Records from a data collection
- Opening Delimiter -

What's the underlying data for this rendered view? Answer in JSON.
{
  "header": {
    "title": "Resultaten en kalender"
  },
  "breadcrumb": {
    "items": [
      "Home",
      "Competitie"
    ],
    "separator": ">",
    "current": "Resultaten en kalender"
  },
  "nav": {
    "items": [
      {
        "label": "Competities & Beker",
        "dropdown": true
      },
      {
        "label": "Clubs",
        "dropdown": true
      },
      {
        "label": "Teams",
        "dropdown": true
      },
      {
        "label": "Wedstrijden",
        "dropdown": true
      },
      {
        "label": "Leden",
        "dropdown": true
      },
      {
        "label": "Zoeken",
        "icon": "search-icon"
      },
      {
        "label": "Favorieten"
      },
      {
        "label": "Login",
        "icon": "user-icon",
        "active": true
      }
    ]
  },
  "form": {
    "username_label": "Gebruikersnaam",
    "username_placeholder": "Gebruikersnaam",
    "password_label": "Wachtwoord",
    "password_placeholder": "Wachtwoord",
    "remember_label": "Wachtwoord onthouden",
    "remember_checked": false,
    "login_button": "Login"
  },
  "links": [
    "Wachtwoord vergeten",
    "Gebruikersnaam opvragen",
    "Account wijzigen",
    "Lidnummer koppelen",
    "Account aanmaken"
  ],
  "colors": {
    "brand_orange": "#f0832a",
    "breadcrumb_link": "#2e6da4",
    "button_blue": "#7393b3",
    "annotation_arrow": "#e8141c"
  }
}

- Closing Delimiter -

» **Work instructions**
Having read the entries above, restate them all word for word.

» **Result of the task**
What's the underlying data for this rendered view? Answer in JSON.
{
  "header": {
    "title": "Resultaten en kalender"
  },
  "breadcrumb": {
    "items": [
      "Home",
      "Competitie"
    ],
    "separator": ">",
    "current": "Resultaten en kalender"
  },
  "nav": {
    "items": [
      {
        "label": "Competities & Beker",
        "dropdown": true
      },
      {
        "label": "Clubs",
        "dropdown": true
      },
      {
        "label": "Teams",
        "dropdown": true
      },
      {
        "label": "Wedstrijden",
        "dropdown": true
      },
      {
        "label": "Leden",
        "dropdown": true
      },
      {
        "label": "Zoeken",
        "icon": "search-icon"
      },
      {
        "label": "Favorieten"
      },
      {
        "label": "Login",
        "icon": "user-icon",
        "active": true
      }
    ]
  },
  "form": {
    "username_label": "Gebruikersnaam",
    "username_placeholder": "Gebruikersnaam",
    "password_label": "Wachtwoord",
    "password_placeholder": "Wachtwoord",
    "remember_label": "Wachtwoord onthouden",
    "remember_checked": false,
    "login_button": "Login"
  },
  "links": [
    "Wachtwoord vergeten",
    "Gebruikersnaam opvragen",
    "Account wijzigen",
    "Lidnummer koppelen",
    "Account aanmaken"
  ],
  "colors": {
    "brand_orange": "#f0832a",
    "breadcrumb_link": "#2e6da4",
    "button_blue": "#7393b3",
    "annotation_arrow": "#e8141c"
  }
}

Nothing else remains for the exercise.